Wells: It absolutely did. Supreme has established what I am sure most would agree are the unspoken rules of drop culture, and part of that is adopting a “no marketing” marketing approach. While you can appreciate the efforts that go into building the hype, there’s something to be said about surprising consumers and tapping influential game changers like Tyshawn Jones, who have sartorial credibility, to tease a collection. Sometimes the best marketing strategy means no strategy at all, and letting the collection just speak for itself. Even though our customers couldn’t shop the collection with us, people are seeing True Religion and talking about us, and that’s something cool and special.

RTP: In sum, how does this strategy and partnership represent True Religion’s reinvention? What principles are you sticking by as you make future decisions?

Wells: Our partnerships are mutually beneficial — the younger creatives teach us how to speak the language of a younger generation, and we get to share their platforms on a larger scale.
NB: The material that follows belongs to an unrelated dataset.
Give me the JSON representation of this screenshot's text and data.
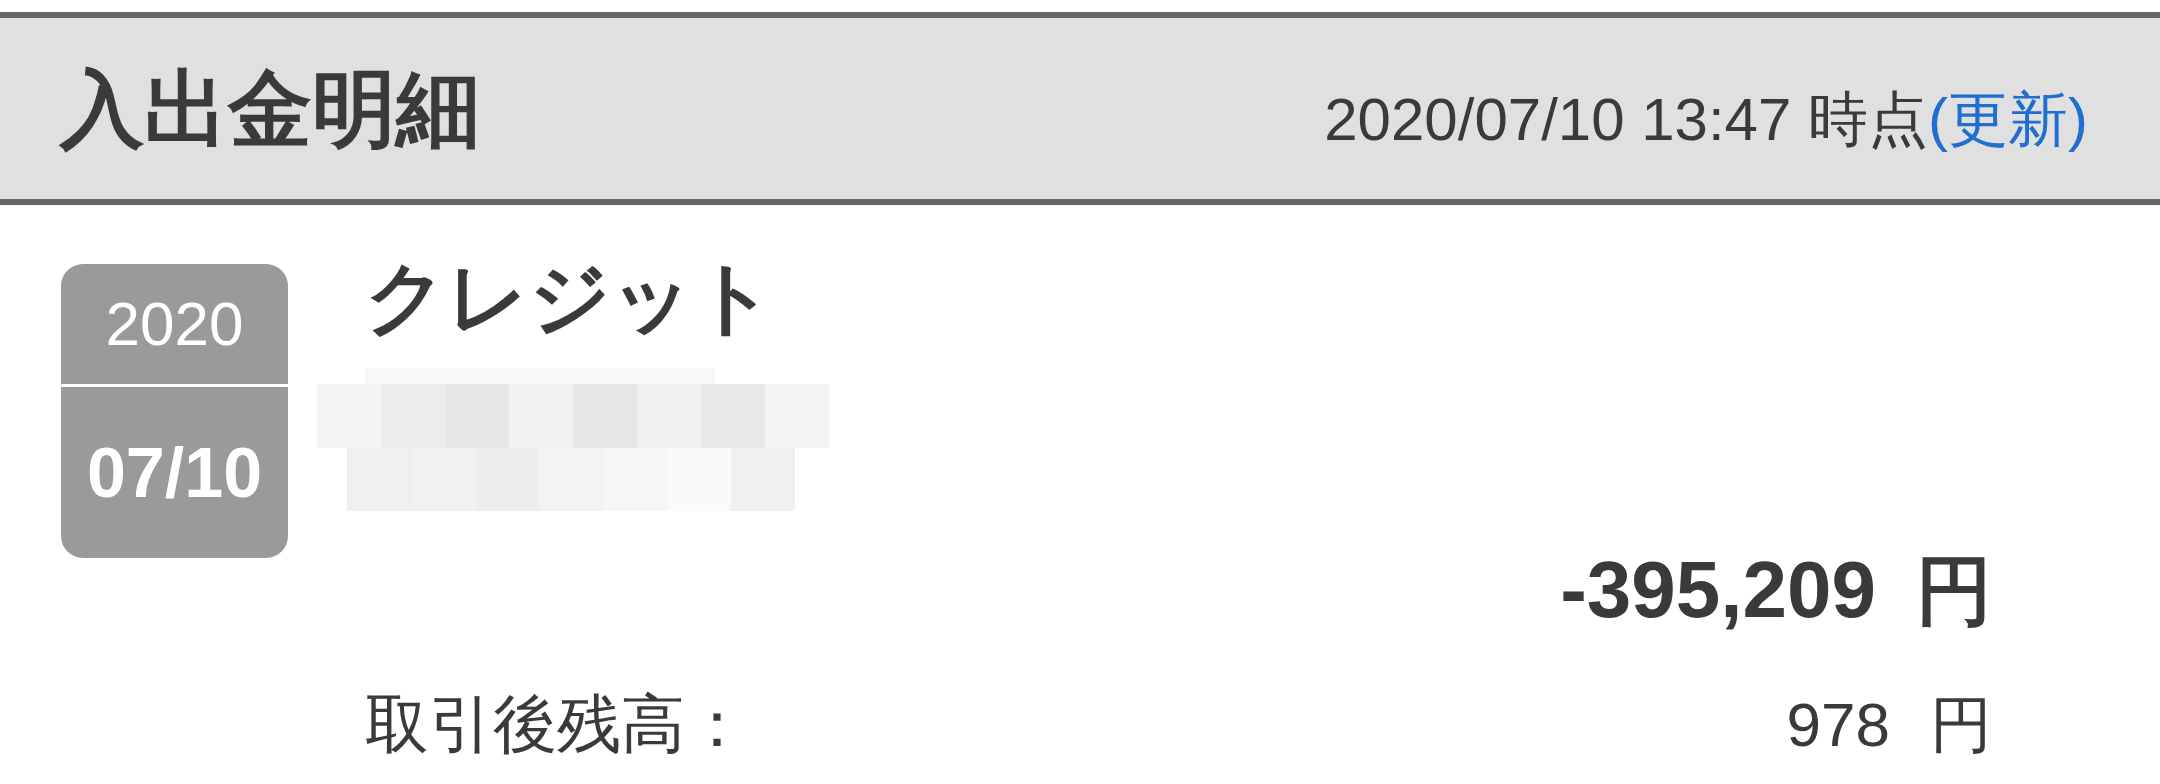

At the end of the day, the fashion rules are being set by a younger generation of creatives and consumers, and we want to play by those rules while maintaining our reputation as a culturally credible designer denim brand.

Advertisement

Advertisement

Access The Media Kit

Interests:

Access Our Editorial Calendar




If you are downloading this on behalf of a client, please provide the company name and website information below: